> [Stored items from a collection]
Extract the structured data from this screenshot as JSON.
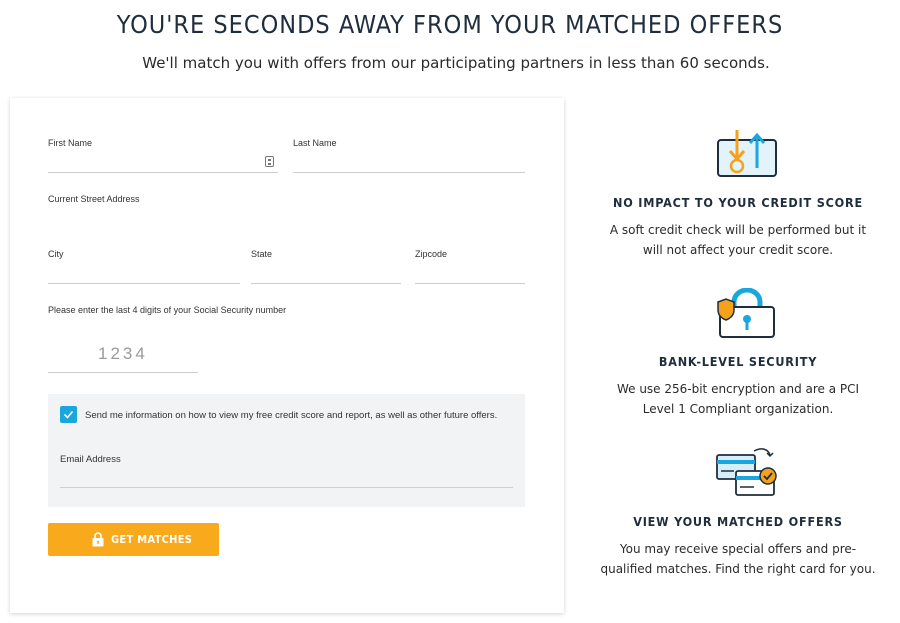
{
  "header": {
    "title": "YOU'RE SECONDS AWAY FROM YOUR MATCHED OFFERS",
    "subtitle": "We'll match you with offers from our participating partners in less than 60 seconds."
  },
  "form": {
    "first_name_label": "First Name",
    "last_name_label": "Last Name",
    "street_label": "Current Street Address",
    "city_label": "City",
    "state_label": "State",
    "zip_label": "Zipcode",
    "ssn_prompt": "Please enter the last 4 digits of your Social Security number",
    "ssn_placeholder": "1234",
    "consent_checked": true,
    "consent_text": "Send me information on how to view my free credit score and report, as well as other future offers.",
    "email_label": "Email Address",
    "submit_label": "GET MATCHES"
  },
  "features": [
    {
      "icon": "credit-check-icon",
      "title": "NO IMPACT TO YOUR CREDIT SCORE",
      "text": "A soft credit check will be performed but it will not affect your credit score."
    },
    {
      "icon": "padlock-shield-icon",
      "title": "BANK-LEVEL SECURITY",
      "text": "We use 256-bit encryption and are a PCI Level 1 Compliant organization."
    },
    {
      "icon": "credit-cards-check-icon",
      "title": "VIEW YOUR MATCHED OFFERS",
      "text": "You may receive special offers and pre-qualified matches. Find the right card for you."
    }
  ],
  "colors": {
    "accent": "#f9a91c",
    "checkbox": "#1aa7e0",
    "heading": "#1f2d3d",
    "icon_blue": "#1aa7e0",
    "icon_orange": "#f4a21c"
  }
}
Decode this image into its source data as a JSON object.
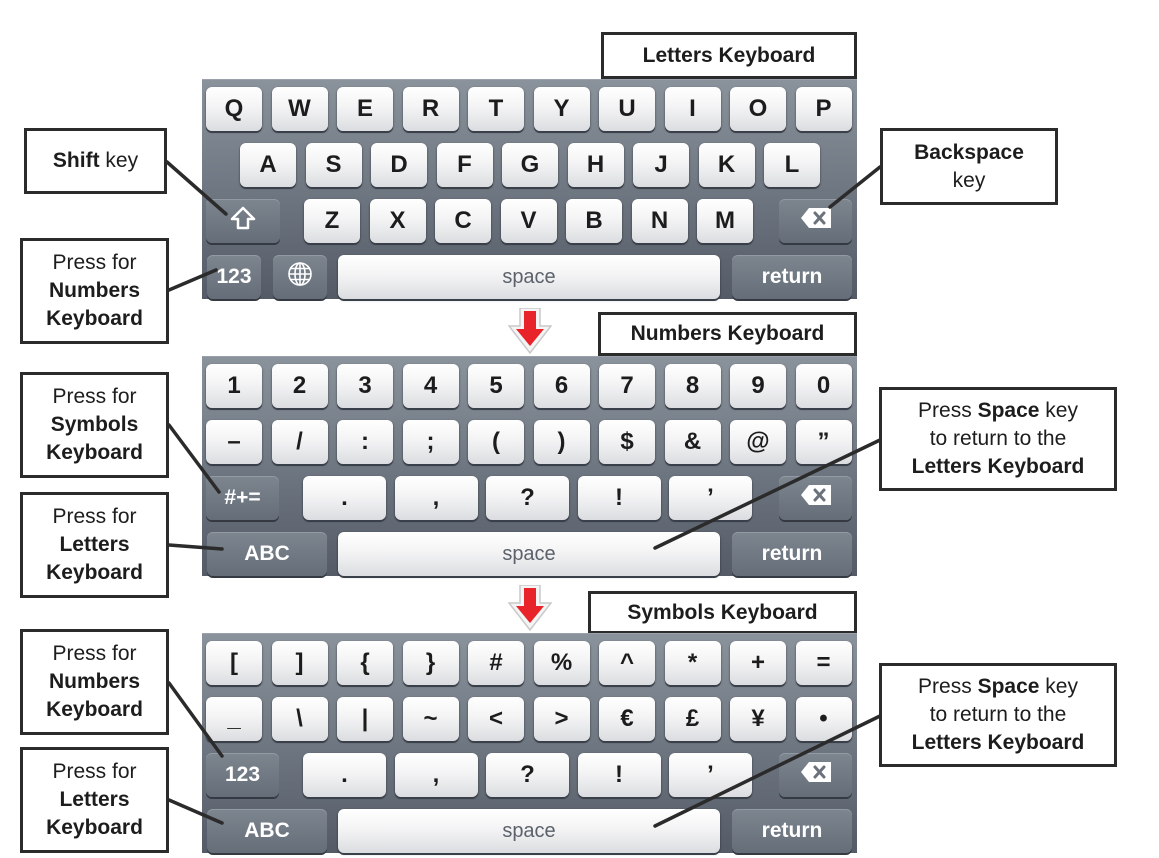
{
  "keyboards": [
    {
      "title": "Letters Keyboard",
      "rows": [
        [
          "Q",
          "W",
          "E",
          "R",
          "T",
          "Y",
          "U",
          "I",
          "O",
          "P"
        ],
        [
          "A",
          "S",
          "D",
          "F",
          "G",
          "H",
          "J",
          "K",
          "L"
        ],
        [
          "Z",
          "X",
          "C",
          "V",
          "B",
          "N",
          "M"
        ]
      ],
      "mode_key": "123",
      "globe_icon": "globe-icon",
      "shift_icon": "shift-arrow-icon",
      "backspace_icon": "backspace-icon",
      "space": "space",
      "return": "return"
    },
    {
      "title": "Numbers Keyboard",
      "rows": [
        [
          "1",
          "2",
          "3",
          "4",
          "5",
          "6",
          "7",
          "8",
          "9",
          "0"
        ],
        [
          "–",
          "/",
          ":",
          ";",
          "(",
          ")",
          "$",
          "&",
          "@",
          "”"
        ],
        [
          ".",
          ",",
          "?",
          "!",
          "’"
        ]
      ],
      "switch_key": "#+=",
      "mode_key": "ABC",
      "backspace_icon": "backspace-icon",
      "space": "space",
      "return": "return"
    },
    {
      "title": "Symbols Keyboard",
      "rows": [
        [
          "[",
          "]",
          "{",
          "}",
          "#",
          "%",
          "^",
          "*",
          "+",
          "="
        ],
        [
          "_",
          "\\",
          "|",
          "~",
          "<",
          ">",
          "€",
          "£",
          "¥",
          "•"
        ],
        [
          ".",
          ",",
          "?",
          "!",
          "’"
        ]
      ],
      "switch_key": "123",
      "mode_key": "ABC",
      "backspace_icon": "backspace-icon",
      "space": "space",
      "return": "return"
    }
  ],
  "callouts": {
    "shift": {
      "bold": "Shift",
      "rest": " key"
    },
    "backspace": {
      "line1": "Backspace",
      "line2": "key"
    },
    "numbers_1": {
      "line1": "Press for",
      "line2": "Numbers",
      "line3": "Keyboard"
    },
    "symbols": {
      "line1": "Press for",
      "line2": "Symbols",
      "line3": "Keyboard"
    },
    "letters_2": {
      "line1": "Press for",
      "line2": "Letters",
      "line3": "Keyboard"
    },
    "numbers_3": {
      "line1": "Press for",
      "line2": "Numbers",
      "line3": "Keyboard"
    },
    "letters_3": {
      "line1": "Press for",
      "line2": "Letters",
      "line3": "Keyboard"
    },
    "space_2": {
      "pre": "Press ",
      "bold": "Space",
      "post": " key",
      "line2": "to return to the",
      "line3": "Letters Keyboard"
    },
    "space_3": {
      "pre": "Press ",
      "bold": "Space",
      "post": " key",
      "line2": "to return to the",
      "line3": "Letters Keyboard"
    }
  },
  "colors": {
    "arrow": "#e8232a",
    "keyboard_bg": "#6c747f",
    "callout_border": "#2b2b2b"
  }
}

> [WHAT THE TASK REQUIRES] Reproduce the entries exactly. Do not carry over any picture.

> [EXERCISE RESPONSE]
Extract the structured data from this screenshot as JSON.
{
  "header": {
    "title": "YOU'RE SECONDS AWAY FROM YOUR MATCHED OFFERS",
    "subtitle": "We'll match you with offers from our participating partners in less than 60 seconds."
  },
  "form": {
    "first_name_label": "First Name",
    "last_name_label": "Last Name",
    "street_label": "Current Street Address",
    "city_label": "City",
    "state_label": "State",
    "zip_label": "Zipcode",
    "ssn_prompt": "Please enter the last 4 digits of your Social Security number",
    "ssn_placeholder": "1234",
    "consent_checked": true,
    "consent_text": "Send me information on how to view my free credit score and report, as well as other future offers.",
    "email_label": "Email Address",
    "submit_label": "GET MATCHES"
  },
  "features": [
    {
      "icon": "credit-check-icon",
      "title": "NO IMPACT TO YOUR CREDIT SCORE",
      "text": "A soft credit check will be performed but it will not affect your credit score."
    },
    {
      "icon": "padlock-shield-icon",
      "title": "BANK-LEVEL SECURITY",
      "text": "We use 256-bit encryption and are a PCI Level 1 Compliant organization."
    },
    {
      "icon": "credit-cards-check-icon",
      "title": "VIEW YOUR MATCHED OFFERS",
      "text": "You may receive special offers and pre-qualified matches. Find the right card for you."
    }
  ],
  "colors": {
    "accent": "#f9a91c",
    "checkbox": "#1aa7e0",
    "heading": "#1f2d3d",
    "icon_blue": "#1aa7e0",
    "icon_orange": "#f4a21c"
  }
}
Decode this image into its source data as a JSON object.
{
  "keyboards": [
    {
      "title": "Letters Keyboard",
      "rows": [
        [
          "Q",
          "W",
          "E",
          "R",
          "T",
          "Y",
          "U",
          "I",
          "O",
          "P"
        ],
        [
          "A",
          "S",
          "D",
          "F",
          "G",
          "H",
          "J",
          "K",
          "L"
        ],
        [
          "Z",
          "X",
          "C",
          "V",
          "B",
          "N",
          "M"
        ]
      ],
      "mode_key": "123",
      "globe_icon": "globe-icon",
      "shift_icon": "shift-arrow-icon",
      "backspace_icon": "backspace-icon",
      "space": "space",
      "return": "return"
    },
    {
      "title": "Numbers Keyboard",
      "rows": [
        [
          "1",
          "2",
          "3",
          "4",
          "5",
          "6",
          "7",
          "8",
          "9",
          "0"
        ],
        [
          "–",
          "/",
          ":",
          ";",
          "(",
          ")",
          "$",
          "&",
          "@",
          "”"
        ],
        [
          ".",
          ",",
          "?",
          "!",
          "’"
        ]
      ],
      "switch_key": "#+=",
      "mode_key": "ABC",
      "backspace_icon": "backspace-icon",
      "space": "space",
      "return": "return"
    },
    {
      "title": "Symbols Keyboard",
      "rows": [
        [
          "[",
          "]",
          "{",
          "}",
          "#",
          "%",
          "^",
          "*",
          "+",
          "="
        ],
        [
          "_",
          "\\",
          "|",
          "~",
          "<",
          ">",
          "€",
          "£",
          "¥",
          "•"
        ],
        [
          ".",
          ",",
          "?",
          "!",
          "’"
        ]
      ],
      "switch_key": "123",
      "mode_key": "ABC",
      "backspace_icon": "backspace-icon",
      "space": "space",
      "return": "return"
    }
  ],
  "callouts": {
    "shift": {
      "bold": "Shift",
      "rest": " key"
    },
    "backspace": {
      "line1": "Backspace",
      "line2": "key"
    },
    "numbers_1": {
      "line1": "Press for",
      "line2": "Numbers",
      "line3": "Keyboard"
    },
    "symbols": {
      "line1": "Press for",
      "line2": "Symbols",
      "line3": "Keyboard"
    },
    "letters_2": {
      "line1": "Press for",
      "line2": "Letters",
      "line3": "Keyboard"
    },
    "numbers_3": {
      "line1": "Press for",
      "line2": "Numbers",
      "line3": "Keyboard"
    },
    "letters_3": {
      "line1": "Press for",
      "line2": "Letters",
      "line3": "Keyboard"
    },
    "space_2": {
      "pre": "Press ",
      "bold": "Space",
      "post": " key",
      "line2": "to return to the",
      "line3": "Letters Keyboard"
    },
    "space_3": {
      "pre": "Press ",
      "bold": "Space",
      "post": " key",
      "line2": "to return to the",
      "line3": "Letters Keyboard"
    }
  },
  "colors": {
    "arrow": "#e8232a",
    "keyboard_bg": "#6c747f",
    "callout_border": "#2b2b2b"
  }
}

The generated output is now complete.